It would be difficult for anyone to feel positive and hopeful if what they’ve experienced is a series of situations and relationships that leaves them feeling misunderstood, overlooked, uncared for, or even erased. When a person becomes bitter, there’s often a sense of betrayal about how life has treated them. A self-pity or victim mindset can take hold, which leaves little room for hope for the future.
An action plan to move beyond bitterness.
It’s crucial to understand that anyone has the feelings they have for a reason, and bitter individuals are no exception. Becoming bitter is the likely consequence of feeling invalidated and unappreciated in one too many situations and relationships, but the problem snowballs when the hurt, bitter person gives in and gives up. Instead of giving up, two words—taking action—can make the difference between a life that is isolated and one that is connected.
Specifically, the tendency to overthink and over-feel are part and parcel of bitterness, so the next time you engage in either practice, spring into action by shifting to a productive activity that distracts you.
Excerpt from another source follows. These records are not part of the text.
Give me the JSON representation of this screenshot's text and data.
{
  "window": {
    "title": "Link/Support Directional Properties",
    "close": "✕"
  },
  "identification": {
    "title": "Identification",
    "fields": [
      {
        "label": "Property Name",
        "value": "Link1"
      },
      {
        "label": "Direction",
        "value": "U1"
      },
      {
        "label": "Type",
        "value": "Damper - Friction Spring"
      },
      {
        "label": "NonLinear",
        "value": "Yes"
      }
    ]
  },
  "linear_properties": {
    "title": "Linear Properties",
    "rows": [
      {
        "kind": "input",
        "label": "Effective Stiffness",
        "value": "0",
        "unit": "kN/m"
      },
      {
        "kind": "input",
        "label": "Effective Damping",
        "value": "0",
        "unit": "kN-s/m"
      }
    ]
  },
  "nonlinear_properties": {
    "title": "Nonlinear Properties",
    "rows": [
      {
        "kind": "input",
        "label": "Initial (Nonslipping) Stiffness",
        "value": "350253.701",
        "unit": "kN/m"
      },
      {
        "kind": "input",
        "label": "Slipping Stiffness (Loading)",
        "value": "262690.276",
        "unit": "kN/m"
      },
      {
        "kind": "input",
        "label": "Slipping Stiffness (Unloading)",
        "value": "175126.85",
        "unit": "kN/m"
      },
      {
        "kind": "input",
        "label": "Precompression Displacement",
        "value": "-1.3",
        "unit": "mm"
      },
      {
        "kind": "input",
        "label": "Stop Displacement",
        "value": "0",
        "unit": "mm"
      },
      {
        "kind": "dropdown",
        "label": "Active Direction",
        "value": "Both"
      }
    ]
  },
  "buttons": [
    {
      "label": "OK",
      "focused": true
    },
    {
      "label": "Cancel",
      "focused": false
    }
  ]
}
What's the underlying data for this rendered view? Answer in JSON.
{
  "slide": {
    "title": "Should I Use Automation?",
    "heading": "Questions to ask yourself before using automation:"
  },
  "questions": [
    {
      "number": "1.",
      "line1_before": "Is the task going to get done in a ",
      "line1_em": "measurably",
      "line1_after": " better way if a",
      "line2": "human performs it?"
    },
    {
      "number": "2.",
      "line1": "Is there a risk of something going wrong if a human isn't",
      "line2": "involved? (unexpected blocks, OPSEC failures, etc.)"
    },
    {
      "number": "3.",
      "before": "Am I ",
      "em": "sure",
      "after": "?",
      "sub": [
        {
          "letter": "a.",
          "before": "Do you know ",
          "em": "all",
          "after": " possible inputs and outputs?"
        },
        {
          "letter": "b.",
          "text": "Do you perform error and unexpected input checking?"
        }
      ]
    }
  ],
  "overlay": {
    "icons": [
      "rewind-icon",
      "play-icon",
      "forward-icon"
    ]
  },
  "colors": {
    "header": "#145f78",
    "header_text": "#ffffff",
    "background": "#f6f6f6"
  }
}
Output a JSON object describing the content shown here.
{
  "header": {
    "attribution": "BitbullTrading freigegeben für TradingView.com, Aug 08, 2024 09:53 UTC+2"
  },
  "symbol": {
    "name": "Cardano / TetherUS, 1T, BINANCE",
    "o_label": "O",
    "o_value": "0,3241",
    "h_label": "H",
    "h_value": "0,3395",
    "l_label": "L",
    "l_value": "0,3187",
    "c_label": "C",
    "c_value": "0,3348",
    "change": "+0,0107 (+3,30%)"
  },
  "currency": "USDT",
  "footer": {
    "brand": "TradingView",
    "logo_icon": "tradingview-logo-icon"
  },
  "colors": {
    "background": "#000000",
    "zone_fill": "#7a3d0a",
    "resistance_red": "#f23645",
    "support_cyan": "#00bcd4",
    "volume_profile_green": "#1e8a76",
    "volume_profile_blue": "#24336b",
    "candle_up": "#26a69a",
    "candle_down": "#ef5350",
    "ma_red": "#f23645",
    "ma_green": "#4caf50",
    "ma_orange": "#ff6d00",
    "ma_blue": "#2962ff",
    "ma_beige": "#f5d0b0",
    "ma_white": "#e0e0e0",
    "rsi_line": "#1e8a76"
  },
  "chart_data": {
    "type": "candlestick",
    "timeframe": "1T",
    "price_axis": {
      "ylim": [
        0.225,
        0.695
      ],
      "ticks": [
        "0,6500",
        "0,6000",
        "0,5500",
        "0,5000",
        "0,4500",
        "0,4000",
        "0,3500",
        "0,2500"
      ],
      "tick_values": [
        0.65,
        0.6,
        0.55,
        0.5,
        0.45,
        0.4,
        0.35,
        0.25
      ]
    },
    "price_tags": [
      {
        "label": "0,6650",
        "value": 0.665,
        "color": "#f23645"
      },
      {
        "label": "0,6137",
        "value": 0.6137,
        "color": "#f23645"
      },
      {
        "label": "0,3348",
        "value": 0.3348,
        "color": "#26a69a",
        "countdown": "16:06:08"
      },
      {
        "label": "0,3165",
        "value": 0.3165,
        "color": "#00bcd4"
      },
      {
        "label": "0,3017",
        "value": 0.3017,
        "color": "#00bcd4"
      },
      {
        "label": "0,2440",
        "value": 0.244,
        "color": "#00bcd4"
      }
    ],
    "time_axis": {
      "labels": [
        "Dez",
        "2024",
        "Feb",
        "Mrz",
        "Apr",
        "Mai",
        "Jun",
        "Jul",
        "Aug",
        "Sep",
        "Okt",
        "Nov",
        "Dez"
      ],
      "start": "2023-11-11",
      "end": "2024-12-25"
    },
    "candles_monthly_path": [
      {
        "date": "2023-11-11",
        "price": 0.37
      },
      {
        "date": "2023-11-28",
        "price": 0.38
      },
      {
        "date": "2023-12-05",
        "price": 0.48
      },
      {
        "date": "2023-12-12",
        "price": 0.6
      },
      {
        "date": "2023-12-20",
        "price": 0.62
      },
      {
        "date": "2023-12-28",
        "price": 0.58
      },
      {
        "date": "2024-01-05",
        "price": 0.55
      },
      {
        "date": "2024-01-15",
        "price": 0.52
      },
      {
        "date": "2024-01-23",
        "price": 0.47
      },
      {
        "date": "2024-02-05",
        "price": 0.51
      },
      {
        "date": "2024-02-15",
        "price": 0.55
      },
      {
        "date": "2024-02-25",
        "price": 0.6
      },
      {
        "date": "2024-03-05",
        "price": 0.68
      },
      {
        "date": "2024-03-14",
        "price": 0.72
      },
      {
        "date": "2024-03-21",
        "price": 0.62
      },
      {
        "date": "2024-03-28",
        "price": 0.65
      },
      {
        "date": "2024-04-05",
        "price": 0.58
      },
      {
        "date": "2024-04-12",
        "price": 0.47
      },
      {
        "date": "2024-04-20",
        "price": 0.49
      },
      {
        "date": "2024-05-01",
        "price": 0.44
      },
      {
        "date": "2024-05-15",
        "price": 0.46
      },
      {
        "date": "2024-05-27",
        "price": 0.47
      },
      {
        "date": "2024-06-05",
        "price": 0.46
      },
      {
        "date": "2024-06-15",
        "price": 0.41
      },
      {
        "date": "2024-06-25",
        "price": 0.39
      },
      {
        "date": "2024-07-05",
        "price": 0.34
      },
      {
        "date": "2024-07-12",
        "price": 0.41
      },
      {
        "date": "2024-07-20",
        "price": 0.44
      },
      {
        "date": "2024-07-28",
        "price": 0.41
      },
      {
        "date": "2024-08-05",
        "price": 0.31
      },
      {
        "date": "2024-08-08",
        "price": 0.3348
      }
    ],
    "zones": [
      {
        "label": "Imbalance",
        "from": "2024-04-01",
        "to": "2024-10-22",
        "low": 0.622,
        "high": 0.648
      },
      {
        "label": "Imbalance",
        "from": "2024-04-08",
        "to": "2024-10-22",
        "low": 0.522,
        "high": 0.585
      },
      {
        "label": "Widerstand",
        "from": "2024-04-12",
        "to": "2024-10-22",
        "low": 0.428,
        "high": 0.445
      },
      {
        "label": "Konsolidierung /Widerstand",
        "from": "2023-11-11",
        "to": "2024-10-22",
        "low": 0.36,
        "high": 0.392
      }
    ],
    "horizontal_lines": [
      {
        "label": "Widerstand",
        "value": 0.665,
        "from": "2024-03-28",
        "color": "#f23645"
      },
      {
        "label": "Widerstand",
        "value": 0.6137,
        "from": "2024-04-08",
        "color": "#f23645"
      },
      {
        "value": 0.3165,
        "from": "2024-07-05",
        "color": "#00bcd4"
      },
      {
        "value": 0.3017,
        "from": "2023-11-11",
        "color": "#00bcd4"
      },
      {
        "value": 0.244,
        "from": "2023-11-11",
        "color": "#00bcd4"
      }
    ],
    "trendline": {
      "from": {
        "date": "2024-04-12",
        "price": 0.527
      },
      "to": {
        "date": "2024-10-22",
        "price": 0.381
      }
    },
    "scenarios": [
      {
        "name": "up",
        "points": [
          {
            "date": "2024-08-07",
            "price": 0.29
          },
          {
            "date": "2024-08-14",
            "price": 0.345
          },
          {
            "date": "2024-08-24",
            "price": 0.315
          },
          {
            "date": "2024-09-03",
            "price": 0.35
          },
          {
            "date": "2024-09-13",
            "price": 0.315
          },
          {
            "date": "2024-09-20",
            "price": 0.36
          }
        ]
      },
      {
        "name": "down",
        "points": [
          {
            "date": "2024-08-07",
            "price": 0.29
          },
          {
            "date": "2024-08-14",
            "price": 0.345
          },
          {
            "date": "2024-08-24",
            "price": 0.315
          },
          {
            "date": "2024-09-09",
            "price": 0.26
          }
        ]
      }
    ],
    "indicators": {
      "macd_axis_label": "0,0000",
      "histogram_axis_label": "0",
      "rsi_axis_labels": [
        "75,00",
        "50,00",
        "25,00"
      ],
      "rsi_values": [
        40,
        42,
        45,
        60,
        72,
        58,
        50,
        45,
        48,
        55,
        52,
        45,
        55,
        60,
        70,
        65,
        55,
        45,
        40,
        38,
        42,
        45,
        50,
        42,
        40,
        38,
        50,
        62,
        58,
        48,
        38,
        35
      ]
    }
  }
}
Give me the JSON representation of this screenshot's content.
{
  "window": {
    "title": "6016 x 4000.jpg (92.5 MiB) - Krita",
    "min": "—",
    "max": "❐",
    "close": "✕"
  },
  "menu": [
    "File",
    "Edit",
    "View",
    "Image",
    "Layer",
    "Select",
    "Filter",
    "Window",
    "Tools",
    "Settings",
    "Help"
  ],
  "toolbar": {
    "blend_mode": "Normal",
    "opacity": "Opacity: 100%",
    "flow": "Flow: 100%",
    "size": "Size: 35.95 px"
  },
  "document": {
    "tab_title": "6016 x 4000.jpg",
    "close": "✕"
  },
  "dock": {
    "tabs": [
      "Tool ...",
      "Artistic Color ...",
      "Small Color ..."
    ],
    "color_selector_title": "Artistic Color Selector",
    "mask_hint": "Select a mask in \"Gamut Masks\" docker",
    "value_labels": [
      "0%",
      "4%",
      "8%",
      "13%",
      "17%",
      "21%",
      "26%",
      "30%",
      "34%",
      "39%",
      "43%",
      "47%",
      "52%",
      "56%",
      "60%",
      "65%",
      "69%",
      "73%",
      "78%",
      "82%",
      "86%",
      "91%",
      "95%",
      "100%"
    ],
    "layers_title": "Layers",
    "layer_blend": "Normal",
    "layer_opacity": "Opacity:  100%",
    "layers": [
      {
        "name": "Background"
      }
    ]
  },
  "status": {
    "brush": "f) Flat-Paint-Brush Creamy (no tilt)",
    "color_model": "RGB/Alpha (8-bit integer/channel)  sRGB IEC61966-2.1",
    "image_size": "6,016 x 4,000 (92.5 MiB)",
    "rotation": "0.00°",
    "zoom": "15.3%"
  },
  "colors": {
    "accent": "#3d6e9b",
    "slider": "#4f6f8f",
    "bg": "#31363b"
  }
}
Increase your sense of connection by calling a friend or talking more with someone you live with than you normally would, including asking questions that show curiosity about how they have been doing lately. Take inventory of your self-care practices that are peaceful and reflective in nature, including outdoor walks and meditation, to soothe your central nervous system. Finally, consider seeking out a mental health professional who can provide helpful support.
Ultimately, the process of becoming a bitter person is sneaky and slow, making it difficult to detect while it’s happening. Asking a few simple questions can help to identify the difference between an occasional bad mood and a more serious pattern of emotional bitterness.
A pattern of bitterness is concerning, but the bitterness doesn’t have to be permanent.
Adopting a new approach to life—taking action—can reduce bitterness and increase one’s hope for the future.